**Problem details**
How many of the lines below hold the string "desc"? Say only the number.

*** Information supplied ***

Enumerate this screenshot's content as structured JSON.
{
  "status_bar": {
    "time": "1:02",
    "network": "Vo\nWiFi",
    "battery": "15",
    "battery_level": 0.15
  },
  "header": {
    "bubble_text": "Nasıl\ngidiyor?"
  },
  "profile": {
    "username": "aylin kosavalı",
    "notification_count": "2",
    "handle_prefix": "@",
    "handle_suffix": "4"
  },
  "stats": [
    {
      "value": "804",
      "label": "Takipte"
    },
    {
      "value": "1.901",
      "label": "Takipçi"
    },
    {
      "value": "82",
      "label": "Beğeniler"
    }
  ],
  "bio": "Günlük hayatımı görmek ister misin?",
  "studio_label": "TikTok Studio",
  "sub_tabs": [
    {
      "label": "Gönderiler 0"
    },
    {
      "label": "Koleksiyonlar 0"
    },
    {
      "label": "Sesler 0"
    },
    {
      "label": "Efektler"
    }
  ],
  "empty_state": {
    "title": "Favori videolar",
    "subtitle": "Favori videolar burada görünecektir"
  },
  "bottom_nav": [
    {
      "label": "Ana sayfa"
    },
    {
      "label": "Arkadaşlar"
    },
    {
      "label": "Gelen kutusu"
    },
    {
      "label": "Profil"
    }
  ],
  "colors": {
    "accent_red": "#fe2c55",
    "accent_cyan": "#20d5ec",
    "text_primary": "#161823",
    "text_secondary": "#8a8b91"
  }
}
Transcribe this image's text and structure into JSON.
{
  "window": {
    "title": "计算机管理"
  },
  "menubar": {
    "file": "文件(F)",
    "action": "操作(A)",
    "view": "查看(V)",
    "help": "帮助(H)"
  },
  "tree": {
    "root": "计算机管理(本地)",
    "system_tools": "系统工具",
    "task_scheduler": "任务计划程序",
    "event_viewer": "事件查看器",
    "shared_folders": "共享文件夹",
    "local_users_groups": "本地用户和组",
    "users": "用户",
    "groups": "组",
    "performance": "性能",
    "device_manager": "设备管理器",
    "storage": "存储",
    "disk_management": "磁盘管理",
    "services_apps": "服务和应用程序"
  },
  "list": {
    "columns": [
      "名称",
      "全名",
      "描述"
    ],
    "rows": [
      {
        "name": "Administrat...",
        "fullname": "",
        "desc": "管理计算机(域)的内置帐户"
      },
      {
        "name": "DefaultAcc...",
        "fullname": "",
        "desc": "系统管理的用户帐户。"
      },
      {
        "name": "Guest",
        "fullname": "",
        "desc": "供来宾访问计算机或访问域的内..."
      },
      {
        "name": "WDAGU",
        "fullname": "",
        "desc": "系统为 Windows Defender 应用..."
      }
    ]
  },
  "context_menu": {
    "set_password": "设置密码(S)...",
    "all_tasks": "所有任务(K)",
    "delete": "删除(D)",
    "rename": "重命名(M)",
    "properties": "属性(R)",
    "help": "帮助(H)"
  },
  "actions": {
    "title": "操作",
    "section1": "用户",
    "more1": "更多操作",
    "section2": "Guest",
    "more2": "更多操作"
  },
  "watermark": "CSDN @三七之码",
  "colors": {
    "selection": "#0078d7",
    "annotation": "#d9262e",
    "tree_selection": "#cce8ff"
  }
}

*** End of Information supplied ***

**Response**
4